Director Lee Kwang-kuk is a regular of Busan Film Festival where all his films have premiered. His feature debut, the convoluted Escher-inspired love story “Romance Joe” (2011) won him the Citizen Reviewer’s Award in Busan, the Best New Director Award at the Buil Film Awards, and the Best Screenplay Award at the Busan Film Critics’ Awards. “A Tiger in Winter” (also scripted and produced by Lee) is no exception with its Busan opening and so far it has been well received in the festival circuit.
Gentle soul Gyeong-yu (Lee Jin-uk) has been living for a while at his girlfriend’s place, jumping from a job to another and nursing a comforting feeling of self-commiseration. One winter morning though, he wakes up to a storm in his teacup-kind-of-life. His girlfriend wants him out because her parents are visiting and – if being asked to disappear from his closest human’s life wasn’t enough – a dangerous tiger has escaped the zoo and is roaming free in the city. Suitcase in hand and pride on a side, Gyeong-yu is out in a dangerous world populated by uncompassionate friends, unfulfilling little jobs, ungrateful clients and an unpredictable tiger.
In this ocean of negativity, one night, Gyeong-yu who is working as a designated driver, stumbles by pure chance upon an unexpected buoy, his former girlfriend Yoo-jung (Ko Hyun-Joung). Drunk and in need of someone to drive her home, she is pleased to see him and slowly Gyeong-yu is sucked in an easy and unchallenging revamp of their rapport. However, that proves to be yet another uncanny decision and in fact, Yoo-jung’s unhealthy reliance on soju and Gyeong-yu’s un-convincing performance in bed only help his slow but steady descent into a black hole of discontent.
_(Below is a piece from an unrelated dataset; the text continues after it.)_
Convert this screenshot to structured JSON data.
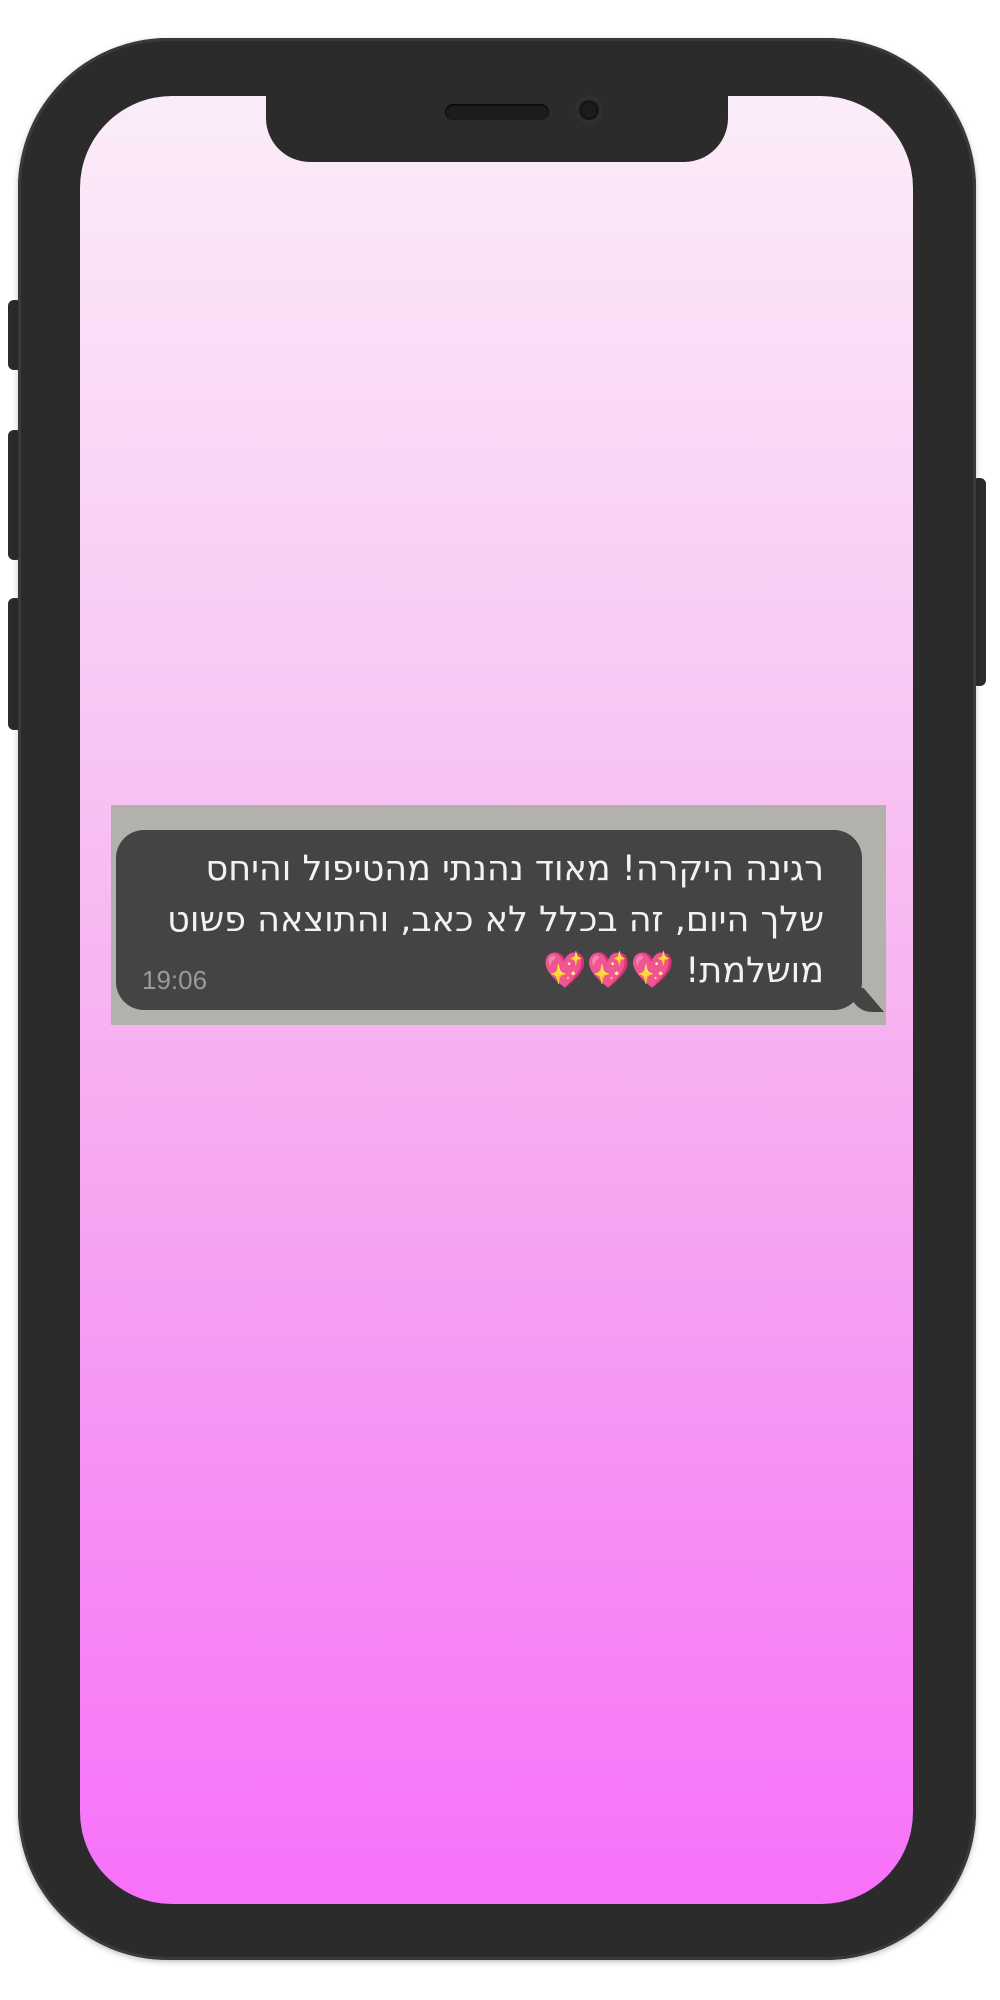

Gyeong-yu is about to reach an overdrive status but this might lead to a personal epiphany.
My synopsis is purposely filled with “un-“ words, as our hero seems to be temporary living in the negative dimension of his own life and the reason for it is a very fleshy and fierce one. The tiger in a series of popular Korean idioms and proverbs is a metaphor for our personal fears and demons. In this case, Gyeong-yu’s fear of facing failure is paralysing him and keeping his life in a sort of nightmarish limbo and same for Yoo-jung, once an award-winner novelist (or was she?) and now dealing – barely – with a creative block and an evident sophomore anxiety.
It is interesting how this delicate character study slowly reverts the perception of the protagonists we gain at the beginning of the movie and gradually reveals a deeper truth. We learn that looser Gyeong-yu has actually written a novel in the past that is worth at least a bit of envy, while successful Yoo-jung probably wasn’t even such a good writer in the first place. But Yoo-jung is too drunk too often to realise that the tiger is following her closely, while Gyeong-yu will eventually choose to face it and reset his priorities.
Director Lee worked as an assistant director and assistant producer for Hong Sang-soo in “Hahaha” and “Without Knowing It All” and the influence is rather evident in the steady camera and soju-driven conversations, although his humour is subtler and dialogues are less frantically clever, while the lurking tiger provides a personal touch of surrealism. On the background, Lee has also highlighted few social issues related to the strictly-structured work landscape, the struggle for creatives and artists to conform and consequentially plagiarism as a form of anxiety.
Filmed in an alternation of glistening nights and luminous days with realism and discrete camera work, the film manages to stay away from depressive moods and conveys a sense of confidence in a natural order of things. Acting is first rate, Lee Jin-uk proves once for all that he is more than a pretty face and Ko Hyun-Joung is a very believable lump of repressed emotions.
Winter is cold but bright in this low-key, humorous tale of self-reappraisal and there is room for hope.